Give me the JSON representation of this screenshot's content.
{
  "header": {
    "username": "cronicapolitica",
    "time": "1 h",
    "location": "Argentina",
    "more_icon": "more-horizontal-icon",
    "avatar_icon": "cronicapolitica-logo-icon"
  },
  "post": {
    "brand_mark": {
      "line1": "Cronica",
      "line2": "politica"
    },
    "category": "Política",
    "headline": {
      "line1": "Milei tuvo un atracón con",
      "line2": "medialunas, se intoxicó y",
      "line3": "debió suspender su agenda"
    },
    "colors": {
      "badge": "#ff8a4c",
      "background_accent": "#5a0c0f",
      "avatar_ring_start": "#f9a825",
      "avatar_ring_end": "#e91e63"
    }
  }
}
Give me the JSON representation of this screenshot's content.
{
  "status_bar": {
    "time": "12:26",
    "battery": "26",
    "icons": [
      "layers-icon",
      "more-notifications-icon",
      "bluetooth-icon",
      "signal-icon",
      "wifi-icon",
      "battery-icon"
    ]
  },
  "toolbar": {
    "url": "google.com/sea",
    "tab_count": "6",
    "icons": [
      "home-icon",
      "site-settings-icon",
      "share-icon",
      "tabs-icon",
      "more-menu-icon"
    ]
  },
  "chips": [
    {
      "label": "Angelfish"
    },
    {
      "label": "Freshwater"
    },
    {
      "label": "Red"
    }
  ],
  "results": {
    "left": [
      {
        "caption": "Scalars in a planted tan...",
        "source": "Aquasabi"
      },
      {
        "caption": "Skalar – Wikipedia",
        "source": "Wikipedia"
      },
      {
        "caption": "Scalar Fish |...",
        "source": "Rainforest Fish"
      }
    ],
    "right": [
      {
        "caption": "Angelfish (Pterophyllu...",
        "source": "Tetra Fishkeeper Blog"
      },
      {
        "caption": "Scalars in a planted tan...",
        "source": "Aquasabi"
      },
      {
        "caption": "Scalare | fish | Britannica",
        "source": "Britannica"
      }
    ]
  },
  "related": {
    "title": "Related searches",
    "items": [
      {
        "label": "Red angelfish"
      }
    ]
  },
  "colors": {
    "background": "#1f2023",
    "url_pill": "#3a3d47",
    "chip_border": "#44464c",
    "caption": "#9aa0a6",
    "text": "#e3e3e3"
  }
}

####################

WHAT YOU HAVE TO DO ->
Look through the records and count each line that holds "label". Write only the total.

WRITTEN ANSWER ->
4